▶ [Assignment] For each line of the data below that contains "glyph", return that line.

▶ [Information shown]
=== Section Start ===

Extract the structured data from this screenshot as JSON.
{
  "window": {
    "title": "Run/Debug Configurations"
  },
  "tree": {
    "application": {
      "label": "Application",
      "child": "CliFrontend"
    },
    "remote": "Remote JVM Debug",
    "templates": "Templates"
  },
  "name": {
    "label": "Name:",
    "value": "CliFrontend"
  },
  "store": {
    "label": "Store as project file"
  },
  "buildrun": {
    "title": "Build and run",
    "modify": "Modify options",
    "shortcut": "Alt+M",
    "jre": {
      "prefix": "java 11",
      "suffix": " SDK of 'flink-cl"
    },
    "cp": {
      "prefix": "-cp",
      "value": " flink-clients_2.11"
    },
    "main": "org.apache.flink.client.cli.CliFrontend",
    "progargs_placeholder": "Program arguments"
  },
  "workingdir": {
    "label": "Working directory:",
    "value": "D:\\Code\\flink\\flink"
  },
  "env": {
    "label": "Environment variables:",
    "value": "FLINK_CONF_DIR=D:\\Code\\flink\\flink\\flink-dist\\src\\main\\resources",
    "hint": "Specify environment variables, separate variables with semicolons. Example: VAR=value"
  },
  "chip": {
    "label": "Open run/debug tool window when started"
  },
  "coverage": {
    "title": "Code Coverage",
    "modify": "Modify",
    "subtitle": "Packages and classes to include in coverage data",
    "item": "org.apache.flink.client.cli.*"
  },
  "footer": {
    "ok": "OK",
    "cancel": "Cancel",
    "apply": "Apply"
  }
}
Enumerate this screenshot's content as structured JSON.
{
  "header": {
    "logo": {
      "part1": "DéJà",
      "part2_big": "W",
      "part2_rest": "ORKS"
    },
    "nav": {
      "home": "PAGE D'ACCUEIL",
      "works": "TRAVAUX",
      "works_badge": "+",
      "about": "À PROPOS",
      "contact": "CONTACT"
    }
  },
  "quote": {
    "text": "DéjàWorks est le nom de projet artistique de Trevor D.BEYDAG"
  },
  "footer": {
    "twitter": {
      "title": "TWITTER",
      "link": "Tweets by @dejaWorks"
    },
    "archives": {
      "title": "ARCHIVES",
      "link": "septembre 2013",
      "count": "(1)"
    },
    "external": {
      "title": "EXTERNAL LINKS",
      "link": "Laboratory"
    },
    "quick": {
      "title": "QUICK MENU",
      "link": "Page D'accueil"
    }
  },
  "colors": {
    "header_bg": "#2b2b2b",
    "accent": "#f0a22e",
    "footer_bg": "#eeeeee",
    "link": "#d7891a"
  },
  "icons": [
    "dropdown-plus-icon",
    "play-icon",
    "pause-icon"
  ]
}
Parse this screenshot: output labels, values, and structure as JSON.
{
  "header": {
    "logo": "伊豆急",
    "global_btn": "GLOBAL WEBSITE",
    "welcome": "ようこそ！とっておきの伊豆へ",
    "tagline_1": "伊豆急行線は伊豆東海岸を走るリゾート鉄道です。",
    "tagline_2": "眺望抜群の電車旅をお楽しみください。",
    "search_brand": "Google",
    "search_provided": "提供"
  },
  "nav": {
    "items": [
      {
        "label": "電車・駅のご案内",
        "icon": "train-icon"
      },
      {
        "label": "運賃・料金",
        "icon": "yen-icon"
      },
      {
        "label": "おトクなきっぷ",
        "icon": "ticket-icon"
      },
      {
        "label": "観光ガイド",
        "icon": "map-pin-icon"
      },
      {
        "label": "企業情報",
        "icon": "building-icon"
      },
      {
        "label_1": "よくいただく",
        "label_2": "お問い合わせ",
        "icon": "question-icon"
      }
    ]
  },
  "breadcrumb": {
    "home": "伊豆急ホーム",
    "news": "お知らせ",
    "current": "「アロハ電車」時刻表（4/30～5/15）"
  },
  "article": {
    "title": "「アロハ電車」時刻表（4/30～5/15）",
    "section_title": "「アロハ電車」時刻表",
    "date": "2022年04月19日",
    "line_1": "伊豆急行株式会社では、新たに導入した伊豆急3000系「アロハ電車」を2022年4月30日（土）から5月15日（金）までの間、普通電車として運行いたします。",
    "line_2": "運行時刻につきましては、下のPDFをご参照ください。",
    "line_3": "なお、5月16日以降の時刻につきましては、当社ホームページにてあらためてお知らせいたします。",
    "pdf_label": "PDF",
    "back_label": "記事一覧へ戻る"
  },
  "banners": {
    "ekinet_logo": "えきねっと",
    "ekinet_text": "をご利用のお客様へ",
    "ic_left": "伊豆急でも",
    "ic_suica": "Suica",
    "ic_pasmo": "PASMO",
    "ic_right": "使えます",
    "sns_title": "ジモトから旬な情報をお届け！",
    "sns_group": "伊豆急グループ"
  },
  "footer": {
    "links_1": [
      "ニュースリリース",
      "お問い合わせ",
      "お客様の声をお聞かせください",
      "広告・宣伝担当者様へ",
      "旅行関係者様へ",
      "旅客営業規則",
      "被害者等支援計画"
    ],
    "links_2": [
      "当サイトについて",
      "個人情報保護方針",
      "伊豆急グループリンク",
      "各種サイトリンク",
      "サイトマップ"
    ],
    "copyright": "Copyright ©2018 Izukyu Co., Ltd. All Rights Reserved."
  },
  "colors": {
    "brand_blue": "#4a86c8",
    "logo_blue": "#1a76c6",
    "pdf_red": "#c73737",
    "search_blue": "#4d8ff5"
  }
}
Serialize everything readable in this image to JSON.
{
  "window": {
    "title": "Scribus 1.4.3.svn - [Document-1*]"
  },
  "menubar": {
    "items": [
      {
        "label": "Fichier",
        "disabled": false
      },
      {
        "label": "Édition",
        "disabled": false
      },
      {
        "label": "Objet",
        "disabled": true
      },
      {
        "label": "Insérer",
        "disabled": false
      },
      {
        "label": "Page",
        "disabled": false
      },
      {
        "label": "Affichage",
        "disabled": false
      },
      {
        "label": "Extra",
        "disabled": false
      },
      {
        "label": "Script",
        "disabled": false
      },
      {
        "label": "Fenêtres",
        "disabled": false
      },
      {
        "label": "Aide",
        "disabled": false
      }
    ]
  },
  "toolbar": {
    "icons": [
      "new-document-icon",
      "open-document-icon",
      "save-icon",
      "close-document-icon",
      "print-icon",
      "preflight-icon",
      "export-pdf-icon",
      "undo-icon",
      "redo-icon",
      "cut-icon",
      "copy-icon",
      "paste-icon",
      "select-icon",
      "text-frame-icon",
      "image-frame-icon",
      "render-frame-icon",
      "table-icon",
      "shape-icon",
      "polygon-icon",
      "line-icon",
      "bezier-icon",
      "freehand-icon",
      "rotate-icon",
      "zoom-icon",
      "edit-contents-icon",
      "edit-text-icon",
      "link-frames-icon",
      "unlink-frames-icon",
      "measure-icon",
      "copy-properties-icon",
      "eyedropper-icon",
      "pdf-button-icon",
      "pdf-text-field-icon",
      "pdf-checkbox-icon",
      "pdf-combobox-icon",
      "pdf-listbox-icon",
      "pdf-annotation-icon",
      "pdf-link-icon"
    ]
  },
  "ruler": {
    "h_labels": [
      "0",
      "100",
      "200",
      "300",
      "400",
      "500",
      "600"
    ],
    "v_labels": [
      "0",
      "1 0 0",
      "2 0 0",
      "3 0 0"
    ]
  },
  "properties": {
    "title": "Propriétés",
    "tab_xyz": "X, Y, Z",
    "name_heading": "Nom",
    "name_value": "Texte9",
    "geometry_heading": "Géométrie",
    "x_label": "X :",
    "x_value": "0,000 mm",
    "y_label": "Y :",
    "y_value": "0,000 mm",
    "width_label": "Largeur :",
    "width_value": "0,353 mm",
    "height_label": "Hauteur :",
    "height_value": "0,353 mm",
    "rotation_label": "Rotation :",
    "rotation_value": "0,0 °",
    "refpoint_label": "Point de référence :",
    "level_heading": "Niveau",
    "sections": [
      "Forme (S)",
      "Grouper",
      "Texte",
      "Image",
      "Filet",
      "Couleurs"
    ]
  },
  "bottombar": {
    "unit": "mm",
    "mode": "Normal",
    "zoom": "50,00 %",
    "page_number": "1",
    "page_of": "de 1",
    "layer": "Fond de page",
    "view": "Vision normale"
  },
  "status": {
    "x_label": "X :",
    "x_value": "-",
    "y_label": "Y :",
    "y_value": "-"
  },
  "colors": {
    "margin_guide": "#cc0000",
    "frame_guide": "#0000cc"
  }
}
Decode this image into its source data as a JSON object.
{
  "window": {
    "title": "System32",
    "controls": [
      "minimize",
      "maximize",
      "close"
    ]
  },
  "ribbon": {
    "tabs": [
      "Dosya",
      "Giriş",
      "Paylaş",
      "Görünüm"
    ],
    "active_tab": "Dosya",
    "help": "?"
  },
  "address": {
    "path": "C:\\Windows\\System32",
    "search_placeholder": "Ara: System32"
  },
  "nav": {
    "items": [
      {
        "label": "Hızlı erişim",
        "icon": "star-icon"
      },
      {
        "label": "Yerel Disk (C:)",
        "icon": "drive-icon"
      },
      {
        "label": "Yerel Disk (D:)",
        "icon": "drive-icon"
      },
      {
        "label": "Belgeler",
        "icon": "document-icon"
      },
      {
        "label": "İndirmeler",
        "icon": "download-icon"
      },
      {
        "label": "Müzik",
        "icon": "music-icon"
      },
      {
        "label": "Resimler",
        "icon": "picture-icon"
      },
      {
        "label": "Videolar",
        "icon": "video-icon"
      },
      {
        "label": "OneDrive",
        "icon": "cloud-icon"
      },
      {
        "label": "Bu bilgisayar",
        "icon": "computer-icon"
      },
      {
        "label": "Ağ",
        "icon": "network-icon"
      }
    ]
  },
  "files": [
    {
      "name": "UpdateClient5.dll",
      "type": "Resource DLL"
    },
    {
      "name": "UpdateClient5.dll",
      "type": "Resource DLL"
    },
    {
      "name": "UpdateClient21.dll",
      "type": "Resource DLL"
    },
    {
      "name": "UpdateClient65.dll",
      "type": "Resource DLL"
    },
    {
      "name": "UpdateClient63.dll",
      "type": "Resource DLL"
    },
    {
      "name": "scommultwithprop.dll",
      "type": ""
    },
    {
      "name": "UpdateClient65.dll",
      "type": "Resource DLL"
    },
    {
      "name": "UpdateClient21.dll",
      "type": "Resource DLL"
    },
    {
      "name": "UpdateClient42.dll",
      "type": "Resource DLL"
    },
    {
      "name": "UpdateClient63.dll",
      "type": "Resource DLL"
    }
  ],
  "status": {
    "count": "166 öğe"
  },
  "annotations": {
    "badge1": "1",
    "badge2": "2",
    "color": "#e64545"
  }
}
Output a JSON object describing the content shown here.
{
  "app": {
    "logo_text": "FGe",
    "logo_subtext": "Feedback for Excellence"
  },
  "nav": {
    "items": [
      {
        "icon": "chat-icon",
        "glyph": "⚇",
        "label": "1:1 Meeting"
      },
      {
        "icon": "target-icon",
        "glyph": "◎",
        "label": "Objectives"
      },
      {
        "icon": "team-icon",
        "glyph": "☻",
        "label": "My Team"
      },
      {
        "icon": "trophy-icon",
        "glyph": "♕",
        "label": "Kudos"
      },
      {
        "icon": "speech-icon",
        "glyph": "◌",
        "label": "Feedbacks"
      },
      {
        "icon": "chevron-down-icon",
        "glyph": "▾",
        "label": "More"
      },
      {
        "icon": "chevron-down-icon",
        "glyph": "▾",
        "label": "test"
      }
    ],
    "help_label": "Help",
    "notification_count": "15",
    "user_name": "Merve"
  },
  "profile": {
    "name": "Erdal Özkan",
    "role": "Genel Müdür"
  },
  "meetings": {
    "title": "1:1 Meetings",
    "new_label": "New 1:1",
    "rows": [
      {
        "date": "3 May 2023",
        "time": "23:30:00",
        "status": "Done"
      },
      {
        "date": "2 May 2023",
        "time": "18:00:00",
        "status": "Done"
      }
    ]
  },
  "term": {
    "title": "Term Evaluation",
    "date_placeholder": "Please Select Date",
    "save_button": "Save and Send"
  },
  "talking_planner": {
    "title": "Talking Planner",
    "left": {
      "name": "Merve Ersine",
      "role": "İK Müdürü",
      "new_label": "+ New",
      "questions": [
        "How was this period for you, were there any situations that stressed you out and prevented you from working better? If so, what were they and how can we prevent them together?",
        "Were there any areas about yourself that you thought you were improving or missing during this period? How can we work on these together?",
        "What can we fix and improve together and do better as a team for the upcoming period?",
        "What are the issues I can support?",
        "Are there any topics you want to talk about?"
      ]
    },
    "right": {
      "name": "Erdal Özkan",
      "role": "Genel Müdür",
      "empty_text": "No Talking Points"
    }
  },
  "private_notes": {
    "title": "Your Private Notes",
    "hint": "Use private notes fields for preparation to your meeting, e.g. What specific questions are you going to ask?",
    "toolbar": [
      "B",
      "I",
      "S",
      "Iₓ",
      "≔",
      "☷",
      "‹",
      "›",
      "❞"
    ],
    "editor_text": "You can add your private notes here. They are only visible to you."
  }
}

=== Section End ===

▶ [Response area]
        "glyph": "⚇",
        "glyph": "◎",
        "glyph": "☻",
        "glyph": "♕",
        "glyph": "◌",
        "glyph": "▾",
        "glyph": "▾",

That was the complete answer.